Stored items from a collection:
↓↓↓

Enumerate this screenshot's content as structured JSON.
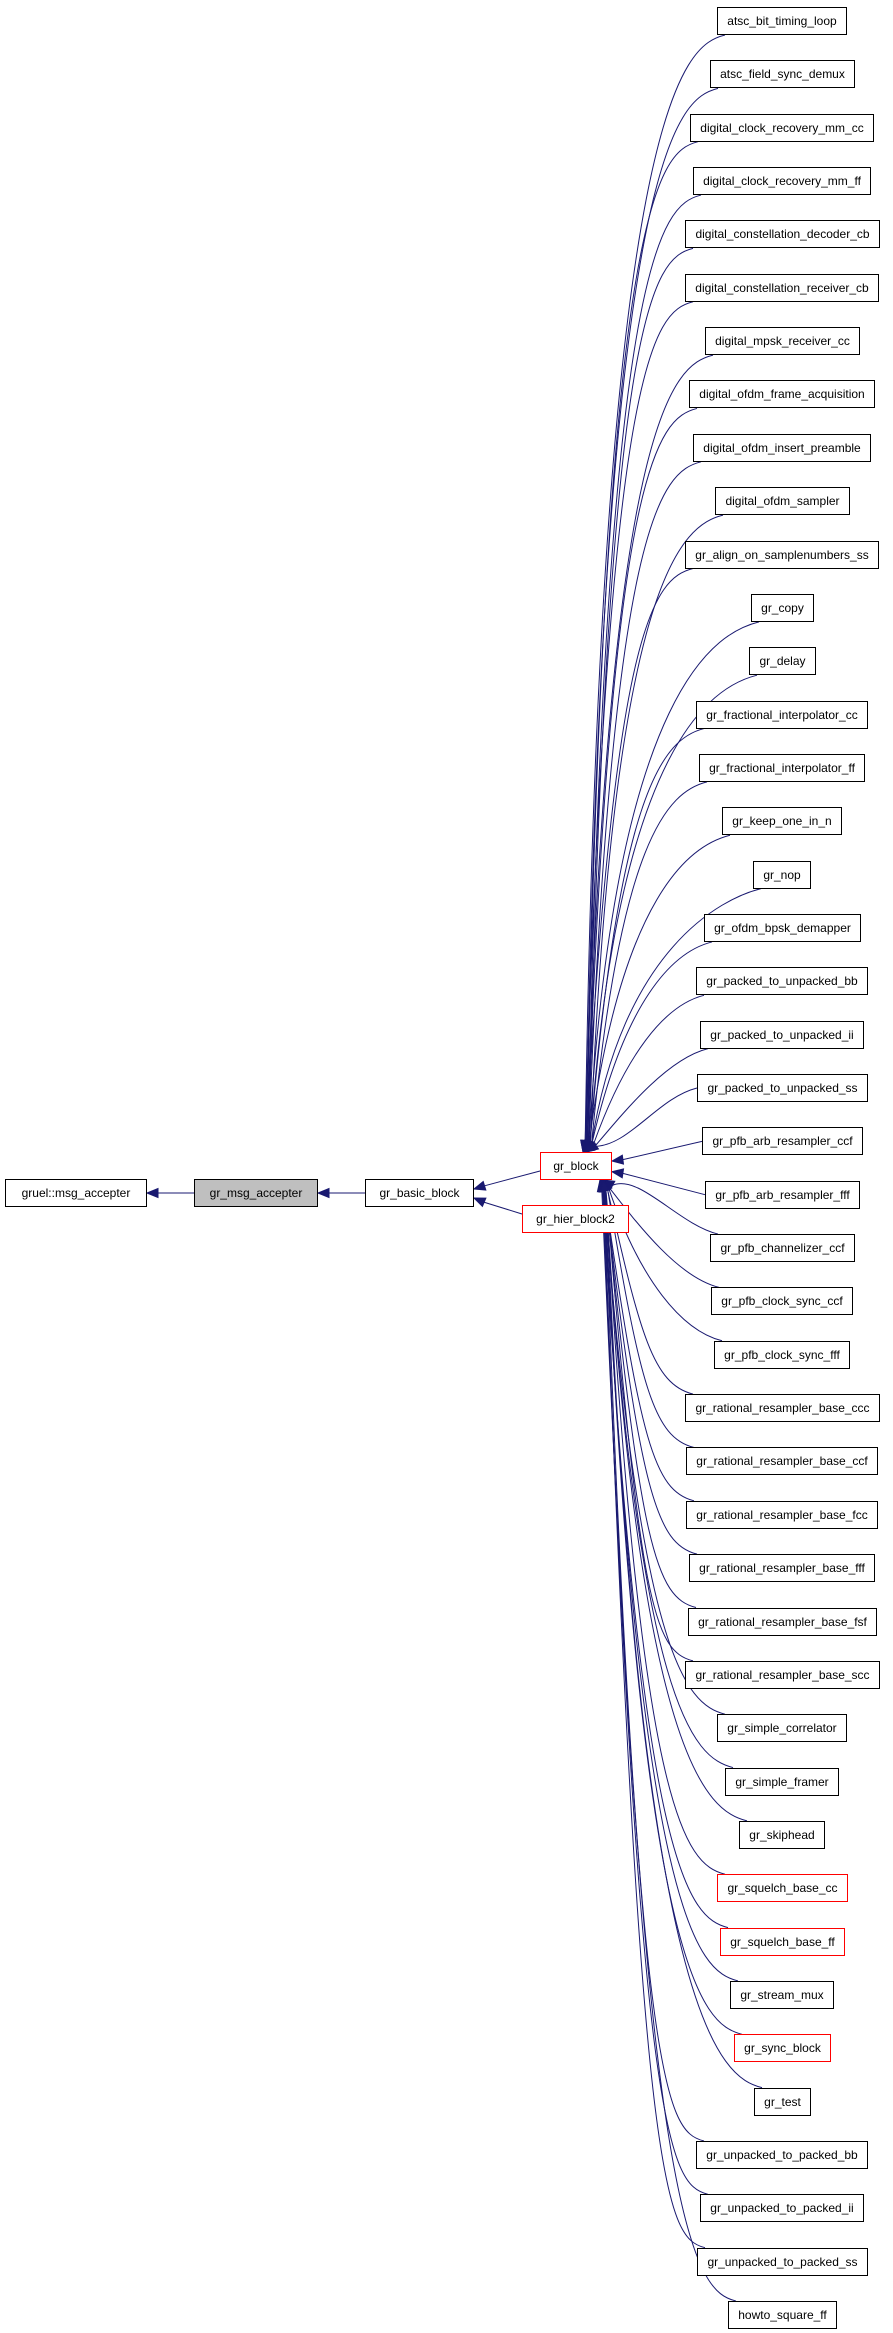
{
  "diagram": {
    "type": "inheritance-graph",
    "edge_color": "#191970",
    "highlight_fill": "#bfbfbf",
    "incomplete_border": "#ff0000",
    "chain": [
      {
        "id": "gruel",
        "label": "gruel::msg_accepter",
        "style": "normal"
      },
      {
        "id": "msg",
        "label": "gr_msg_accepter",
        "style": "current"
      },
      {
        "id": "basic",
        "label": "gr_basic_block",
        "style": "normal"
      }
    ],
    "mid": [
      {
        "id": "block",
        "label": "gr_block",
        "style": "truncated"
      },
      {
        "id": "hier",
        "label": "gr_hier_block2",
        "style": "truncated"
      }
    ],
    "children": [
      {
        "label": "atsc_bit_timing_loop",
        "style": "normal"
      },
      {
        "label": "atsc_field_sync_demux",
        "style": "normal"
      },
      {
        "label": "digital_clock_recovery_mm_cc",
        "style": "normal"
      },
      {
        "label": "digital_clock_recovery_mm_ff",
        "style": "normal"
      },
      {
        "label": "digital_constellation_decoder_cb",
        "style": "normal"
      },
      {
        "label": "digital_constellation_receiver_cb",
        "style": "normal"
      },
      {
        "label": "digital_mpsk_receiver_cc",
        "style": "normal"
      },
      {
        "label": "digital_ofdm_frame_acquisition",
        "style": "normal"
      },
      {
        "label": "digital_ofdm_insert_preamble",
        "style": "normal"
      },
      {
        "label": "digital_ofdm_sampler",
        "style": "normal"
      },
      {
        "label": "gr_align_on_samplenumbers_ss",
        "style": "normal"
      },
      {
        "label": "gr_copy",
        "style": "normal"
      },
      {
        "label": "gr_delay",
        "style": "normal"
      },
      {
        "label": "gr_fractional_interpolator_cc",
        "style": "normal"
      },
      {
        "label": "gr_fractional_interpolator_ff",
        "style": "normal"
      },
      {
        "label": "gr_keep_one_in_n",
        "style": "normal"
      },
      {
        "label": "gr_nop",
        "style": "normal"
      },
      {
        "label": "gr_ofdm_bpsk_demapper",
        "style": "normal"
      },
      {
        "label": "gr_packed_to_unpacked_bb",
        "style": "normal"
      },
      {
        "label": "gr_packed_to_unpacked_ii",
        "style": "normal"
      },
      {
        "label": "gr_packed_to_unpacked_ss",
        "style": "normal"
      },
      {
        "label": "gr_pfb_arb_resampler_ccf",
        "style": "normal"
      },
      {
        "label": "gr_pfb_arb_resampler_fff",
        "style": "normal"
      },
      {
        "label": "gr_pfb_channelizer_ccf",
        "style": "normal"
      },
      {
        "label": "gr_pfb_clock_sync_ccf",
        "style": "normal"
      },
      {
        "label": "gr_pfb_clock_sync_fff",
        "style": "normal"
      },
      {
        "label": "gr_rational_resampler_base_ccc",
        "style": "normal"
      },
      {
        "label": "gr_rational_resampler_base_ccf",
        "style": "normal"
      },
      {
        "label": "gr_rational_resampler_base_fcc",
        "style": "normal"
      },
      {
        "label": "gr_rational_resampler_base_fff",
        "style": "normal"
      },
      {
        "label": "gr_rational_resampler_base_fsf",
        "style": "normal"
      },
      {
        "label": "gr_rational_resampler_base_scc",
        "style": "normal"
      },
      {
        "label": "gr_simple_correlator",
        "style": "normal"
      },
      {
        "label": "gr_simple_framer",
        "style": "normal"
      },
      {
        "label": "gr_skiphead",
        "style": "normal"
      },
      {
        "label": "gr_squelch_base_cc",
        "style": "truncated"
      },
      {
        "label": "gr_squelch_base_ff",
        "style": "truncated"
      },
      {
        "label": "gr_stream_mux",
        "style": "normal"
      },
      {
        "label": "gr_sync_block",
        "style": "truncated"
      },
      {
        "label": "gr_test",
        "style": "normal"
      },
      {
        "label": "gr_unpacked_to_packed_bb",
        "style": "normal"
      },
      {
        "label": "gr_unpacked_to_packed_ii",
        "style": "normal"
      },
      {
        "label": "gr_unpacked_to_packed_ss",
        "style": "normal"
      },
      {
        "label": "howto_square_ff",
        "style": "normal"
      }
    ]
  }
}
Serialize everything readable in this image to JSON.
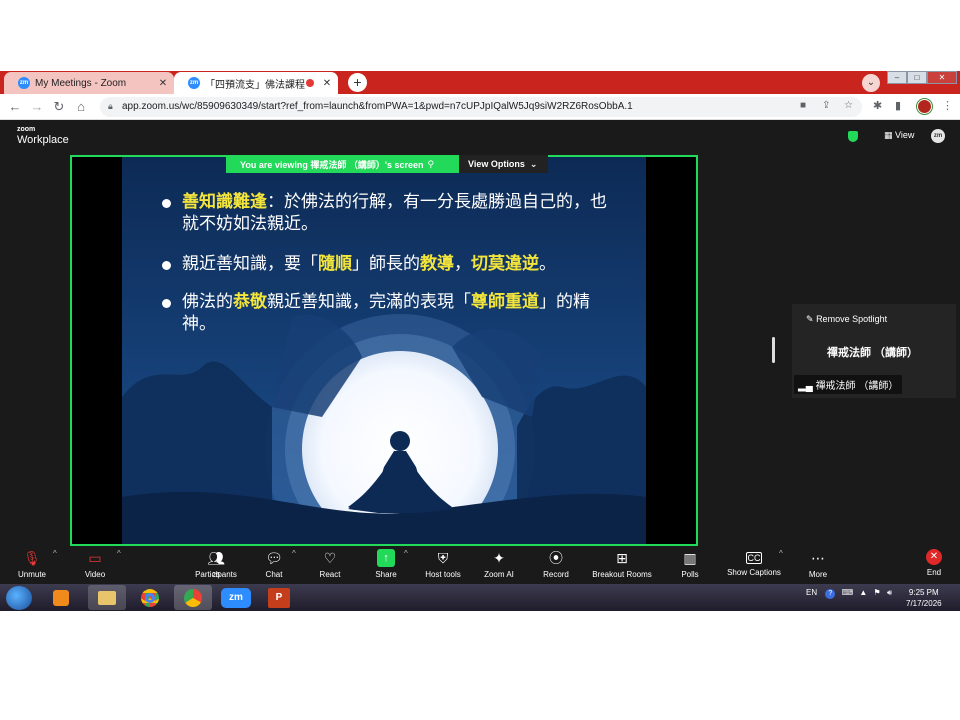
{
  "browser": {
    "tabs": [
      {
        "title": "My Meetings - Zoom",
        "favicon": "zm"
      },
      {
        "title": "「四預流支」佛法課程",
        "favicon": "zm"
      }
    ],
    "url": "app.zoom.us/wc/85909630349/start?ref_from=launch&fromPWA=1&pwd=n7cUPJpIQalW5Jq9siW2RZ6RosObbA.1"
  },
  "zoom_header": {
    "logo_top": "zoom",
    "logo_bottom": "Workplace",
    "view_label": "View",
    "avatar": "zm"
  },
  "share": {
    "banner": "You are viewing  禪戒法師 （講師）'s screen",
    "view_options": "View Options"
  },
  "slide": {
    "bullets": [
      {
        "parts": [
          {
            "text": "善知識難逢",
            "hl": true
          },
          {
            "text": "：於佛法的行解，有一分長處勝過自己的，也就不妨如法親近。",
            "hl": false
          }
        ]
      },
      {
        "parts": [
          {
            "text": "親近善知識，要「",
            "hl": false
          },
          {
            "text": "隨順",
            "hl": true
          },
          {
            "text": "」師長的",
            "hl": false
          },
          {
            "text": "教導",
            "hl": true
          },
          {
            "text": "，",
            "hl": false
          },
          {
            "text": "切莫違逆",
            "hl": true
          },
          {
            "text": "。",
            "hl": false
          }
        ]
      },
      {
        "parts": [
          {
            "text": "佛法的",
            "hl": false
          },
          {
            "text": "恭敬",
            "hl": true
          },
          {
            "text": "親近善知識，完滿的表現「",
            "hl": false
          },
          {
            "text": "尊師重道",
            "hl": true
          },
          {
            "text": "」的精神。",
            "hl": false
          }
        ]
      }
    ]
  },
  "participant_panel": {
    "remove_spotlight": "Remove Spotlight",
    "name": "禪戒法師 （講師）",
    "name_tag": "禪戒法師 （講師）"
  },
  "toolbar": {
    "participants_count": "25",
    "items": [
      {
        "label": "Unmute",
        "icon": "mic-muted-icon"
      },
      {
        "label": "Video",
        "icon": "video-off-icon"
      },
      {
        "label": "Participants",
        "icon": "participants-icon"
      },
      {
        "label": "Chat",
        "icon": "chat-icon"
      },
      {
        "label": "React",
        "icon": "heart-icon"
      },
      {
        "label": "Share",
        "icon": "share-icon"
      },
      {
        "label": "Host tools",
        "icon": "shield-icon"
      },
      {
        "label": "Zoom AI",
        "icon": "sparkle-icon"
      },
      {
        "label": "Record",
        "icon": "record-icon"
      },
      {
        "label": "Breakout Rooms",
        "icon": "grid-icon"
      },
      {
        "label": "Polls",
        "icon": "polls-icon"
      },
      {
        "label": "Show Captions",
        "icon": "cc-icon"
      },
      {
        "label": "More",
        "icon": "more-icon"
      },
      {
        "label": "End",
        "icon": "end-icon"
      }
    ]
  },
  "taskbar": {
    "language": "EN",
    "time": "9:25 PM",
    "date": "7/17/2026"
  },
  "colors": {
    "accent_green": "#23d959",
    "browser_red": "#c9251e",
    "highlight_yellow": "#f4e53b",
    "slide_blue": "#0d2e5c"
  }
}
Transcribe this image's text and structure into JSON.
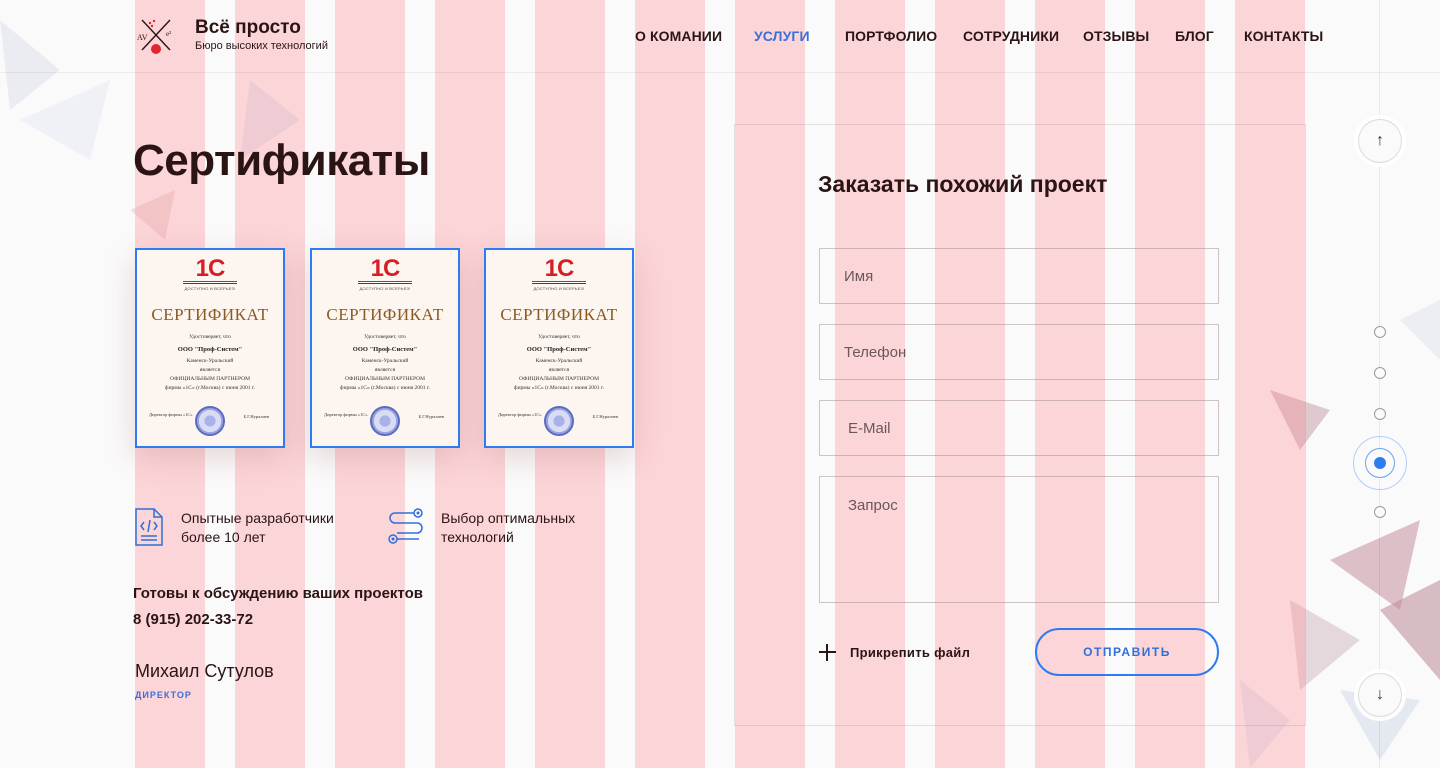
{
  "brand": {
    "title": "Всё просто",
    "subtitle": "Бюро высоких технологий"
  },
  "nav": {
    "items": [
      {
        "label": "О КОМАНИИ",
        "active": false
      },
      {
        "label": "УСЛУГИ",
        "active": true
      },
      {
        "label": "ПОРТФОЛИО",
        "active": false
      },
      {
        "label": "СОТРУДНИКИ",
        "active": false
      },
      {
        "label": "ОТЗЫВЫ",
        "active": false
      },
      {
        "label": "БЛОГ",
        "active": false
      },
      {
        "label": "КОНТАКТЫ",
        "active": false
      }
    ]
  },
  "page": {
    "title": "Сертификаты"
  },
  "certificates": [
    {
      "logo": "1С",
      "tagline": "ДОСТУПНО И ВСЕРЬЕЗ!",
      "heading": "СЕРТИФИКАТ",
      "line1": "Удостоверяет, что",
      "company": "ООО \"Проф-Систем\"",
      "city": "Каменск-Уральский",
      "line2": "является",
      "status": "ОФИЦИАЛЬНЫМ ПАРТНЕРОМ",
      "line3": "фирмы «1С» (г.Москва) с июня 2001 г.",
      "signer_role": "Директор фирмы «1С»",
      "signer_name": "Б.Г.Нуралиев"
    },
    {
      "logo": "1С",
      "tagline": "ДОСТУПНО И ВСЕРЬЕЗ!",
      "heading": "СЕРТИФИКАТ",
      "line1": "Удостоверяет, что",
      "company": "ООО \"Проф-Систем\"",
      "city": "Каменск-Уральский",
      "line2": "является",
      "status": "ОФИЦИАЛЬНЫМ ПАРТНЕРОМ",
      "line3": "фирмы «1С» (г.Москва) с июня 2001 г.",
      "signer_role": "Директор фирмы «1С»",
      "signer_name": "Б.Г.Нуралиев"
    },
    {
      "logo": "1С",
      "tagline": "ДОСТУПНО И ВСЕРЬЕЗ!",
      "heading": "СЕРТИФИКАТ",
      "line1": "Удостоверяет, что",
      "company": "ООО \"Проф-Систем\"",
      "city": "Каменск-Уральский",
      "line2": "является",
      "status": "ОФИЦИАЛЬНЫМ ПАРТНЕРОМ",
      "line3": "фирмы «1С» (г.Москва) с июня 2001 г.",
      "signer_role": "Директор фирмы «1С»",
      "signer_name": "Б.Г.Нуралиев"
    }
  ],
  "features": [
    {
      "icon": "code-document-icon",
      "line1": "Опытные разработчики",
      "line2": "более 10 лет"
    },
    {
      "icon": "connections-icon",
      "line1": "Выбор оптимальных",
      "line2": "технологий"
    }
  ],
  "contact": {
    "ready_text": "Готовы к обсуждению ваших проектов",
    "phone": "8 (915) 202-33-72",
    "person_name": "Михаил Сутулов",
    "person_role": "ДИРЕКТОР"
  },
  "form": {
    "title": "Заказать похожий проект",
    "name_placeholder": "Имя",
    "phone_placeholder": "Телефон",
    "email_placeholder": "E-Mail",
    "request_placeholder": "Запрос",
    "name_value": "",
    "phone_value": "",
    "email_value": "",
    "request_value": "",
    "attach_label": "Прикрепить файл",
    "submit_label": "ОТПРАВИТЬ"
  },
  "side_nav": {
    "up_icon": "arrow-up-icon",
    "down_icon": "arrow-down-icon",
    "up_glyph": "↑",
    "down_glyph": "↓",
    "dots_count": 5,
    "active_dot": 4
  },
  "colors": {
    "accent": "#2f7bf0",
    "active_nav": "#3a6fd8",
    "text": "#2a1414",
    "stripe": "#ffd3d6"
  }
}
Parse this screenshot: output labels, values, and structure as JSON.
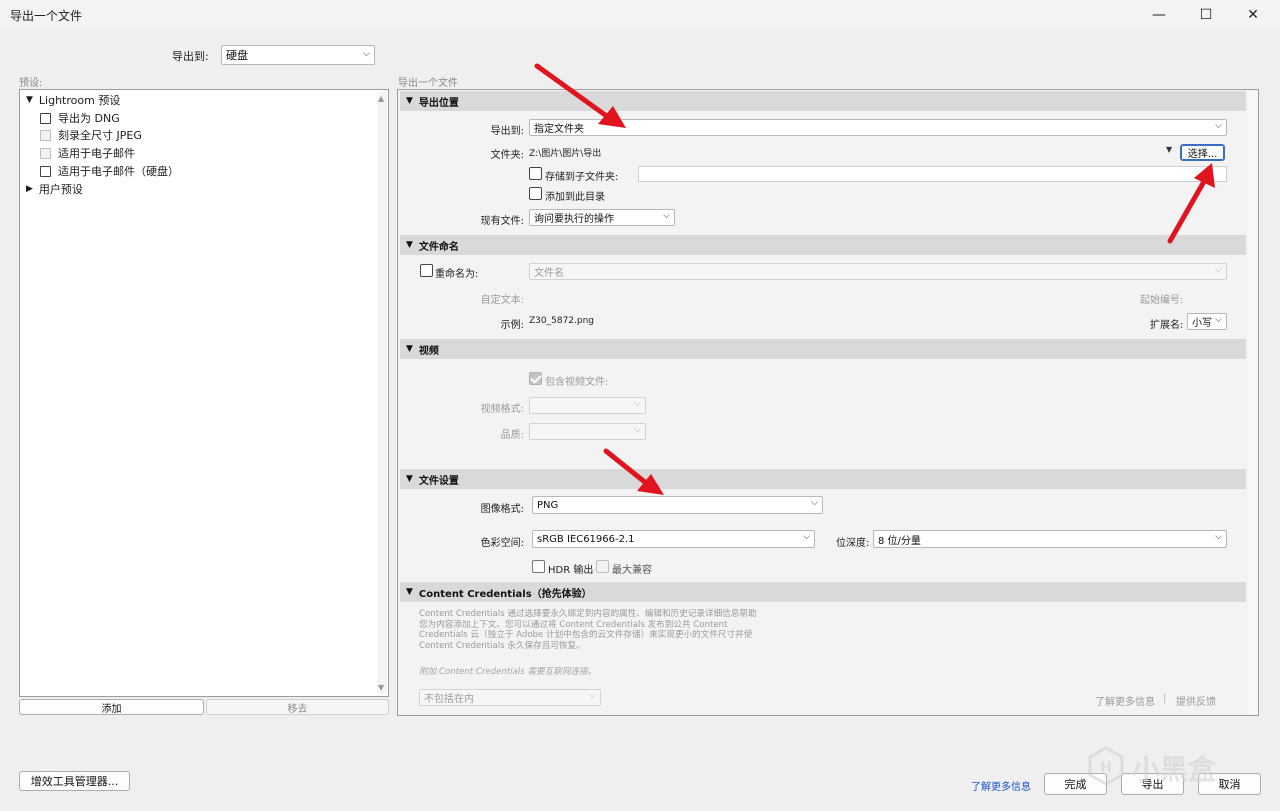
{
  "window": {
    "title": "导出一个文件",
    "minimize_glyph": "—",
    "maximize_glyph": "☐",
    "close_glyph": "✕"
  },
  "top": {
    "export_to_label": "导出到:",
    "export_to_value": "硬盘"
  },
  "presets": {
    "header": "预设:",
    "items": [
      {
        "label": "Lightroom 预设",
        "type": "group",
        "expanded": true
      },
      {
        "label": "导出为 DNG",
        "type": "item"
      },
      {
        "label": "刻录全尺寸 JPEG",
        "type": "item"
      },
      {
        "label": "适用于电子邮件",
        "type": "item"
      },
      {
        "label": "适用于电子邮件（硬盘）",
        "type": "item"
      },
      {
        "label": "用户预设",
        "type": "group",
        "expanded": false
      }
    ],
    "add_button": "添加",
    "remove_button": "移去"
  },
  "main_header": "导出一个文件",
  "export_location": {
    "title": "导出位置",
    "export_to_label": "导出到:",
    "export_to_value": "指定文件夹",
    "folder_label": "文件夹:",
    "folder_value": "Z:\\图片\\图片\\导出",
    "choose_button": "选择...",
    "subfolder_label": "存储到子文件夹:",
    "subfolder_value": "",
    "add_to_catalog_label": "添加到此目录",
    "existing_files_label": "现有文件:",
    "existing_files_value": "询问要执行的操作"
  },
  "file_naming": {
    "title": "文件命名",
    "rename_label": "重命名为:",
    "rename_value": "文件名",
    "custom_text_label": "自定文本:",
    "start_number_label": "起始编号:",
    "example_label": "示例:",
    "example_value": "Z30_5872.png",
    "extension_label": "扩展名:",
    "extension_value": "小写"
  },
  "video": {
    "title": "视频",
    "include_video_label": "包含视频文件:",
    "video_format_label": "视频格式:",
    "quality_label": "品质:"
  },
  "file_settings": {
    "title": "文件设置",
    "image_format_label": "图像格式:",
    "image_format_value": "PNG",
    "color_space_label": "色彩空间:",
    "color_space_value": "sRGB IEC61966-2.1",
    "bit_depth_label": "位深度:",
    "bit_depth_value": "8 位/分量",
    "hdr_label": "HDR 输出",
    "max_compat_label": "最大兼容"
  },
  "content_credentials": {
    "title": "Content Credentials（抢先体验）",
    "desc_lines": [
      "Content Credentials 通过选择要永久绑定到内容的属性、编辑和历史记录详细信息帮助",
      "您为内容添加上下文。您可以通过将 Content Credentials 发布到公共 Content",
      "Credentials 云（独立于 Adobe 计划中包含的云文件存储）来实现更小的文件尺寸并使",
      "Content Credentials 永久保存且可恢复。"
    ],
    "note": "附加 Content Credentials 需要互联网连接。",
    "include_value": "不包括在内",
    "learn_more": "了解更多信息",
    "separator": "|",
    "feedback": "提供反馈"
  },
  "footer": {
    "plugin_manager": "增效工具管理器...",
    "learn_more": "了解更多信息",
    "done": "完成",
    "export": "导出",
    "cancel": "取消",
    "watermark": "小黑盒"
  },
  "colors": {
    "annotation_arrow": "#e0141e",
    "link_blue": "#1a55c7"
  }
}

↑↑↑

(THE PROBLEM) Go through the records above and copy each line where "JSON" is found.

(OUTPUT BELOW)
Enumerate this screenshot's content as structured JSON.
Serialize everything readable in this image to JSON.
Transcribe this image's text and structure into JSON.
Parse this screenshot: output labels, values, and structure as JSON.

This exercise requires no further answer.